How clients can optimize dollars spent on branding
by Angela Stiff
Formulate a budget.
Calculate a monthly spend to invest in your branding efforts. This should be based on goals, target demographic size, geographic marketing footprint and how often you expect to be visible. These may be decisions you are not sure about, but an experienced branding manager can help you determine these factors before you begin the process. The danger of not having this discussion first is asking for a very broad scope of actions unaware of the costs, and then having to go back and forth, losing valuable time and therefore money.
Be prepared to devote a significant amount of time towards the process. Your input in the initial discovery stage is especially important. Schedule the appropriate amount of time for each meeting. Avoid phone interruptions. Staying focused improves the quality of content shared and gleaned. The client team should only include people who have agreed to invest their time without skipping or missing parts of meetings.
Your marketing account manager will be able to help you plan a good internal approval process. Assign one point of contact as your liaison to the marketing firm’s team. This person will help build internal consensus and aggregate all revisions, edits or feedback. This is a big time-saver on the production side and keeps revision hours down.
Decide who will be involved from the client side in forming the story, who will give feedback and who will have approval authority. The team should be consistent from start to finish.
Ideally, each team member has been briefed on the intended goals, their role in the process and the anticipated outcome. Everyone selected to be on the branding team should share their opinions openly and honestly. However, it only takes one naysayer who doesn’t really want to be a part of the team, or to change or move forward, to stop down progress and drive up costs in time.
Work the plan.
Once you’ve shared in a discovery process, solidified your brand story, approved creative and rolled out the strategic plan, give it time to work. It takes time to build momentum with your intended audience. You’ve been swimming in the process for months now, but it’s all very new to your constituents.
When credible analysis warrants an adjustment, by all means heed the stats. Just avoid knee-jerk decisions to change midstream because the response is coming quickly. This happens many times when a client has not been visible in the market for some time. They’re starting cold and need to give the audience time to warm up to them again.

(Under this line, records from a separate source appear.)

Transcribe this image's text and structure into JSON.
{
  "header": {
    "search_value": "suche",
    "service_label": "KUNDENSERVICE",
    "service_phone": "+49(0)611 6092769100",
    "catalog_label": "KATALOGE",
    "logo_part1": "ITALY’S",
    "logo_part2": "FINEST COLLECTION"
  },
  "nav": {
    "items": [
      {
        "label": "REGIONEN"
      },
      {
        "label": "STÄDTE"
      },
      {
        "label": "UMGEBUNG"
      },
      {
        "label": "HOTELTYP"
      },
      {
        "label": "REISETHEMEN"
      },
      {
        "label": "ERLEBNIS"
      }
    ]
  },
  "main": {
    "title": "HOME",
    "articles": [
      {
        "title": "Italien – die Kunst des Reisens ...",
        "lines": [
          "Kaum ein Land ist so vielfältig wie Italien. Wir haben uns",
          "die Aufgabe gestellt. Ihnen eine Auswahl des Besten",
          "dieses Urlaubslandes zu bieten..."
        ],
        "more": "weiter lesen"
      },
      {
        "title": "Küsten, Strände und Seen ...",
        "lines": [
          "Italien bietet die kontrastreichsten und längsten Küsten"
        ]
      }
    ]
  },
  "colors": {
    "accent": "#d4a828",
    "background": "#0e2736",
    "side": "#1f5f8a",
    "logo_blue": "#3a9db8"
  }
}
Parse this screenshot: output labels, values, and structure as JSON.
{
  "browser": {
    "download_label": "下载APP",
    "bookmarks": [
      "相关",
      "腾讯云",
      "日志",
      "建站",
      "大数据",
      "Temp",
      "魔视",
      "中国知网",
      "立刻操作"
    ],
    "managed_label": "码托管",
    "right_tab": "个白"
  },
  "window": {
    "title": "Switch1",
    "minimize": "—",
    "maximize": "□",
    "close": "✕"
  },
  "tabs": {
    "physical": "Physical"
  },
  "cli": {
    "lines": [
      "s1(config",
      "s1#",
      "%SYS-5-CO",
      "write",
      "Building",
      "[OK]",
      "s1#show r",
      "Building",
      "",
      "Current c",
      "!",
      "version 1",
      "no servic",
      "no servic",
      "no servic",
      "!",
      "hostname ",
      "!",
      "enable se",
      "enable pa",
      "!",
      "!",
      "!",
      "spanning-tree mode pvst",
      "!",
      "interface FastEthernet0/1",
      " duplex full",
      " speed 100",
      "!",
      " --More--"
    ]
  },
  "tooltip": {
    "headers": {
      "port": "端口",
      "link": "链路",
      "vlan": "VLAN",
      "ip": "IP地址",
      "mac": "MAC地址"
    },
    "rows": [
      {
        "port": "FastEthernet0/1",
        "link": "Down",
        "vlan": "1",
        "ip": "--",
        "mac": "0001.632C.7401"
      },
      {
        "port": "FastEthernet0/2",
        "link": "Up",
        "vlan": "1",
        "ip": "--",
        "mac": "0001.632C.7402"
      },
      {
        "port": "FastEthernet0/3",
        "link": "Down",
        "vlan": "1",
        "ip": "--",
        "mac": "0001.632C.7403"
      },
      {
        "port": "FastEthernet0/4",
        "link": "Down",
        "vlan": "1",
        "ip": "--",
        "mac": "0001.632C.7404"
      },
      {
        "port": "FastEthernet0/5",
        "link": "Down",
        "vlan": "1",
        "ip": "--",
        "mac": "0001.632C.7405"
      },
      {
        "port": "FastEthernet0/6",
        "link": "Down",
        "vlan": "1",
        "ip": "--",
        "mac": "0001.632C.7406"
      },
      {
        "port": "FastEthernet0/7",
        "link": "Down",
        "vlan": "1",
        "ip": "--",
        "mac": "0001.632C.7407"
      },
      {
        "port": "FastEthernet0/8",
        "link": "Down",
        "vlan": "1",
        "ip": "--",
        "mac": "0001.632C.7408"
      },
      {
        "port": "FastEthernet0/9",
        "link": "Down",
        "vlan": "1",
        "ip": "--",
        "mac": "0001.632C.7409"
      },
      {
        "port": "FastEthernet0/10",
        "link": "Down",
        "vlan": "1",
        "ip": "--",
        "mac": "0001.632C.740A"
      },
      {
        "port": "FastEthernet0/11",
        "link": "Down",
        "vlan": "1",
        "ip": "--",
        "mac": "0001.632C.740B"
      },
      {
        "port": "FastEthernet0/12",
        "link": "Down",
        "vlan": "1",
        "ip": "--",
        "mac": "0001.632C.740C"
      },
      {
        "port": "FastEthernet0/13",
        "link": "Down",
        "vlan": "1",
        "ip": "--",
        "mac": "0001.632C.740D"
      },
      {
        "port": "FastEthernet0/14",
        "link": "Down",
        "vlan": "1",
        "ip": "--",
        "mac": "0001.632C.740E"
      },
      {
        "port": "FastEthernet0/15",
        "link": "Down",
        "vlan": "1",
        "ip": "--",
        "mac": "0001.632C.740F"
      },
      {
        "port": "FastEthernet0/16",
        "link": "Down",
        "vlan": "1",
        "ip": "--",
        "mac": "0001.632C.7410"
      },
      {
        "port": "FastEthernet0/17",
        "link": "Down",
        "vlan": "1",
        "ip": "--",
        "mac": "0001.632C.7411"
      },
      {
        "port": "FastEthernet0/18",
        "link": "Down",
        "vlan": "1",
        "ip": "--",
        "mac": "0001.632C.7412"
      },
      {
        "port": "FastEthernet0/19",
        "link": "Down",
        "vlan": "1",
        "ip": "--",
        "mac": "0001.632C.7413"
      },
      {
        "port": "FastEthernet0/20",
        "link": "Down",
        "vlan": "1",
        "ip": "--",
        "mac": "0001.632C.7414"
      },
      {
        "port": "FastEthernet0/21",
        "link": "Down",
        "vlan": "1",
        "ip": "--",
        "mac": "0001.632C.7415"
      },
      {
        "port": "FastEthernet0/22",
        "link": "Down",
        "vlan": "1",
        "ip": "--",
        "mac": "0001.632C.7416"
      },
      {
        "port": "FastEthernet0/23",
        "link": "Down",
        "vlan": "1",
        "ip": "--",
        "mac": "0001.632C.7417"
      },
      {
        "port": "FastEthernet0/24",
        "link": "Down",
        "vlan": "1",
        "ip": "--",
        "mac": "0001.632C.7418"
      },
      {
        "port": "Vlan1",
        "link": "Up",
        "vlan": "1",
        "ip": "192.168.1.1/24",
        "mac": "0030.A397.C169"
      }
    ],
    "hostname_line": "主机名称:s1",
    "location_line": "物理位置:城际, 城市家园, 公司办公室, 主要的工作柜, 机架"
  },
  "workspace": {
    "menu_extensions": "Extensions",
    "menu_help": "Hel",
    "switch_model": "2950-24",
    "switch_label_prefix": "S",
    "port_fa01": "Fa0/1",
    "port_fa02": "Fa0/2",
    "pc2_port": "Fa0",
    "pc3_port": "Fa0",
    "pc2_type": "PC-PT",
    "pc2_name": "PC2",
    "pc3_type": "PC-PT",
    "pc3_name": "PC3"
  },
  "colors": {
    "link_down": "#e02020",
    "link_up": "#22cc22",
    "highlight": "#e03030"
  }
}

Have clear goals.
Goal-setting will ultimately be done in collaboration with your marketing firm and your team. However, there is typically a catalyst that prompts a branding initiative. Be prepared to clearly communicate what brought you to the branding table. Be ready to discuss history, recent challenges and aspirations. Set realistic expectations for the outcome of your branding process. Talk about what success looks like to you, and together with your brand manager, cut a clear path to get there.